Sunday 29 March 2015

Wolf Hall by Mantel & Straughan

I blog so much about American drama series — and I was just about to write about another one — that it is only fair to acknowledge the first British TV drama I've seen in years which seems emphatically worth celebrating.

Wolf Hall is a novel about Tudor England written by Hilary Mantel. I first began to feel kindly disposed towards Ms Mantel when she won the Booker Prize for fiction and they asked her what she was going to do with the prize money. "Spend it on sex and drugs and rock and roll," said Hilary.

Bring Up the Bodies, the sequel to Wolf Hall was published to a similar level of acclaim and now the two novels have been adapted for television (under the title of the first one), directed by Peter Kosminsky with scripts by Peter Straughan, a very gifted British screenwriter who was also responsible for the magnificent film of Tinker Tailor Soldier Spy, co-written with his late wife Bridget O'Connor.

Wolf Hall is like a medieval version of The Godfather. Lit only by natural light — which in this period means daylight or candles — the enveloping shadows suggest the encroaching conspiracies that surround the throne. (The impressive cinematography is by Gavin Finney.) 

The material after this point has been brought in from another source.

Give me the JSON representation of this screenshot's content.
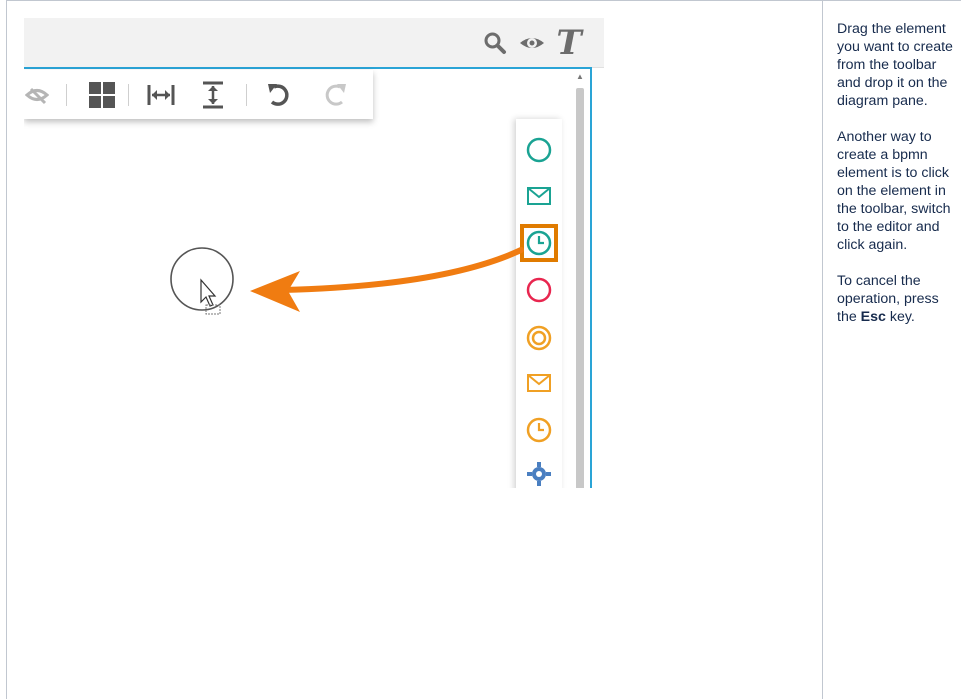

It tells the story of Thomas Cromwell, Henry VIII's political fixer. Cromwell is generally regarded by history as a bad guy. Notably in Robert Bolt's brilliant play A Man for All Seasons, Cromwell is the heavy and Thomas More is virtually a saint.

Wolf Hall sets that record straight, showing Cromwell from a new perspective, and revealing startling facts about the unsavoury More – like him having captives brutally tortured under his own roof (presumably to save him the chore of commuting). Cromwell is played with quiet precision by Mark Rylance, More is Anton Lesser and Henry  VIII is Damian Lewis, whom I just finished praising for his acting in Homeland.

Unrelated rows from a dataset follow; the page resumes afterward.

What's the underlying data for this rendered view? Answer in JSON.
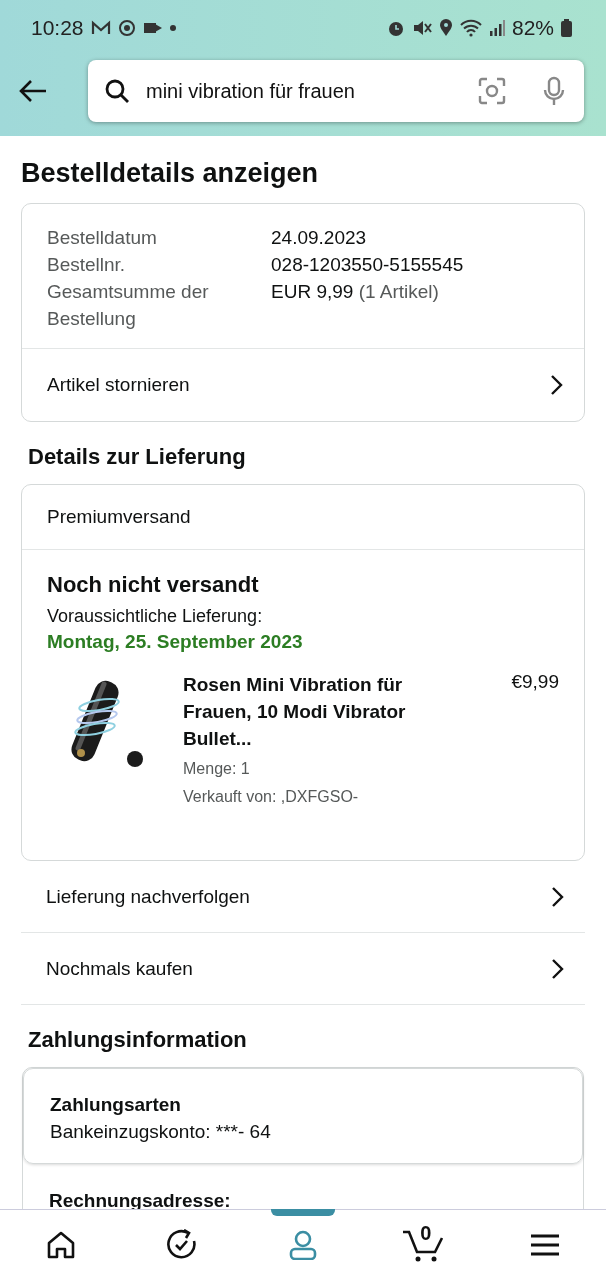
{
  "status_bar": {
    "time": "10:28",
    "battery": "82%"
  },
  "search": {
    "value": "mini vibration für frauen"
  },
  "title": "Bestelldetails anzeigen",
  "order_summary": {
    "rows": [
      {
        "label": "Bestelldatum",
        "value": "24.09.2023",
        "note": ""
      },
      {
        "label": "Bestellnr.",
        "value": "028-1203550-5155545",
        "note": ""
      },
      {
        "label": "Gesamtsumme der Bestellung",
        "value": "EUR 9,99",
        "note": "(1 Artikel)"
      }
    ],
    "action": "Artikel stornieren"
  },
  "delivery": {
    "heading": "Details zur Lieferung",
    "shipping": "Premiumversand",
    "status": "Noch nicht versandt",
    "eta_label": "Voraussichtliche Lieferung:",
    "eta_date": "Montag, 25. September 2023",
    "item": {
      "kind": "picture",
      "title": "Rosen Mini Vibration für Frauen, 10 Modi Vibrator Bullet...",
      "price": "€9,99",
      "quantity": "Menge: 1",
      "seller": "Verkauft von: ,DXFGSO-"
    }
  },
  "delivery_actions": [
    "Lieferung nachverfolgen",
    "Nochmals kaufen"
  ],
  "payment": {
    "heading": "Zahlungsinformation",
    "method_label": "Zahlungsarten",
    "method_value": "Bankeinzugskonto: ***- 64",
    "billing_label": "Rechnungsadresse:"
  },
  "bottom_nav": [
    {
      "kind": "home",
      "selected": false
    },
    {
      "kind": "orders",
      "selected": false
    },
    {
      "kind": "account",
      "selected": true
    },
    {
      "kind": "cart",
      "selected": false,
      "count": "0"
    },
    {
      "kind": "menu",
      "selected": false
    }
  ]
}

Mention must also be made of Claire Foy, who pulls off the profoundly impressive trick of being despicable and loathsome as Anne Boleyn while she is solidifying her position in the power structure, and then becoming heartbreaking and tragic when she is sent to her death.

A quality production all the way. But don't worry. Next week I'll be talking about American television again.

(Image credits:  The poster of Rylance's face is from Sharing Series. Damian Lewis as Henry and Claire Foy as Anne Boleyn are from Live for Films. The Blu-ray cover is from Amazon.)


  1. I loved this, utterly brilliant, must see TV from BBC2

  2. Great review, Andrew. Speaking of reviewing American shows, but also period ones, I'd be interested to know your opinion of Steven Soderbergh's The Knick.